ABOUT THIS EXERCISE >> Give an exact copy of every entry.

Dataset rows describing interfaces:

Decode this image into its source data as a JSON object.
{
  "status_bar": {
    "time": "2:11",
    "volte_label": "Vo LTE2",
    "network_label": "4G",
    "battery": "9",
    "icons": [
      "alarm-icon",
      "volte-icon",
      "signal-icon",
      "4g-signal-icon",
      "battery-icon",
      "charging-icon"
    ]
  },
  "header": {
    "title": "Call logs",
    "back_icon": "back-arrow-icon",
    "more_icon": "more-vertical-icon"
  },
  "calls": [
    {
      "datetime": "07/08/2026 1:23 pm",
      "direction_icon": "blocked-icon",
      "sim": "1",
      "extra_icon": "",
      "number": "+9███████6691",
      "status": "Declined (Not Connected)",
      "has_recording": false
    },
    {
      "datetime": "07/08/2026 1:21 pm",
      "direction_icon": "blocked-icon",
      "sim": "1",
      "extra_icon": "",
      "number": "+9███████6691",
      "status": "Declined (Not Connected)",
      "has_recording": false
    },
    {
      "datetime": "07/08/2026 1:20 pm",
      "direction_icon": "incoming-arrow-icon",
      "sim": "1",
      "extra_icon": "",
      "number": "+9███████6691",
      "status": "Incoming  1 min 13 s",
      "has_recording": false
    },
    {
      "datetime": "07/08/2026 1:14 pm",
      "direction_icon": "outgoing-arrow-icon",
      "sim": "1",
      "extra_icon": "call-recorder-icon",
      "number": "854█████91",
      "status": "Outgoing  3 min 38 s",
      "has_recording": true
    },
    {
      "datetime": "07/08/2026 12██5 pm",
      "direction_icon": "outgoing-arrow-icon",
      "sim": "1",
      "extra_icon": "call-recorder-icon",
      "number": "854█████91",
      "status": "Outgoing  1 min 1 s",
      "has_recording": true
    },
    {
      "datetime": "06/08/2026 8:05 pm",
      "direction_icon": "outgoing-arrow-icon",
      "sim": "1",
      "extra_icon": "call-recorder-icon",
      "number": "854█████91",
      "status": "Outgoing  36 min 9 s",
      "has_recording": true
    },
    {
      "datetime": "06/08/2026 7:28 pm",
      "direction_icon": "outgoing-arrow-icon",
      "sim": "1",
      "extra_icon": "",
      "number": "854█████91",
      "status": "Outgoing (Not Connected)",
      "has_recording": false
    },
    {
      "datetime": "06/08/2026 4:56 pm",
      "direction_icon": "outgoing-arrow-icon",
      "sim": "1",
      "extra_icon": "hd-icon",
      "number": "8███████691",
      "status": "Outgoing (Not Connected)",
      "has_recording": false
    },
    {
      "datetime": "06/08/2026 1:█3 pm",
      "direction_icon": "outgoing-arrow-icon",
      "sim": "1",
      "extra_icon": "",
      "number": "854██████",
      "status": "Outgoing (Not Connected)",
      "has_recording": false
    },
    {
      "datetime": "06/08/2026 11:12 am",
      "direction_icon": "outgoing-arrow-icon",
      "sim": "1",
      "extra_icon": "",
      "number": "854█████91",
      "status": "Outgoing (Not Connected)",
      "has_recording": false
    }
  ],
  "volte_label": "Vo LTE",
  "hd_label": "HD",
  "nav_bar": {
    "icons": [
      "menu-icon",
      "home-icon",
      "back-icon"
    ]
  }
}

ANSWER SPACE >>
Decode this image into its source data as a JSON object.
{
  "status_bar": {
    "time": "2:11",
    "volte_label": "Vo LTE2",
    "network_label": "4G",
    "battery": "9",
    "icons": [
      "alarm-icon",
      "volte-icon",
      "signal-icon",
      "4g-signal-icon",
      "battery-icon",
      "charging-icon"
    ]
  },
  "header": {
    "title": "Call logs",
    "back_icon": "back-arrow-icon",
    "more_icon": "more-vertical-icon"
  },
  "calls": [
    {
      "datetime": "07/08/2026 1:23 pm",
      "direction_icon": "blocked-icon",
      "sim": "1",
      "extra_icon": "",
      "number": "+9███████6691",
      "status": "Declined (Not Connected)",
      "has_recording": false
    },
    {
      "datetime": "07/08/2026 1:21 pm",
      "direction_icon": "blocked-icon",
      "sim": "1",
      "extra_icon": "",
      "number": "+9███████6691",
      "status": "Declined (Not Connected)",
      "has_recording": false
    },
    {
      "datetime": "07/08/2026 1:20 pm",
      "direction_icon": "incoming-arrow-icon",
      "sim": "1",
      "extra_icon": "",
      "number": "+9███████6691",
      "status": "Incoming  1 min 13 s",
      "has_recording": false
    },
    {
      "datetime": "07/08/2026 1:14 pm",
      "direction_icon": "outgoing-arrow-icon",
      "sim": "1",
      "extra_icon": "call-recorder-icon",
      "number": "854█████91",
      "status": "Outgoing  3 min 38 s",
      "has_recording": true
    },
    {
      "datetime": "07/08/2026 12██5 pm",
      "direction_icon": "outgoing-arrow-icon",
      "sim": "1",
      "extra_icon": "call-recorder-icon",
      "number": "854█████91",
      "status": "Outgoing  1 min 1 s",
      "has_recording": true
    },
    {
      "datetime": "06/08/2026 8:05 pm",
      "direction_icon": "outgoing-arrow-icon",
      "sim": "1",
      "extra_icon": "call-recorder-icon",
      "number": "854█████91",
      "status": "Outgoing  36 min 9 s",
      "has_recording": true
    },
    {
      "datetime": "06/08/2026 7:28 pm",
      "direction_icon": "outgoing-arrow-icon",
      "sim": "1",
      "extra_icon": "",
      "number": "854█████91",
      "status": "Outgoing (Not Connected)",
      "has_recording": false
    },
    {
      "datetime": "06/08/2026 4:56 pm",
      "direction_icon": "outgoing-arrow-icon",
      "sim": "1",
      "extra_icon": "hd-icon",
      "number": "8███████691",
      "status": "Outgoing (Not Connected)",
      "has_recording": false
    },
    {
      "datetime": "06/08/2026 1:█3 pm",
      "direction_icon": "outgoing-arrow-icon",
      "sim": "1",
      "extra_icon": "",
      "number": "854██████",
      "status": "Outgoing (Not Connected)",
      "has_recording": false
    },
    {
      "datetime": "06/08/2026 11:12 am",
      "direction_icon": "outgoing-arrow-icon",
      "sim": "1",
      "extra_icon": "",
      "number": "854█████91",
      "status": "Outgoing (Not Connected)",
      "has_recording": false
    }
  ],
  "volte_label": "Vo LTE",
  "hd_label": "HD",
  "nav_bar": {
    "icons": [
      "menu-icon",
      "home-icon",
      "back-icon"
    ]
  }
}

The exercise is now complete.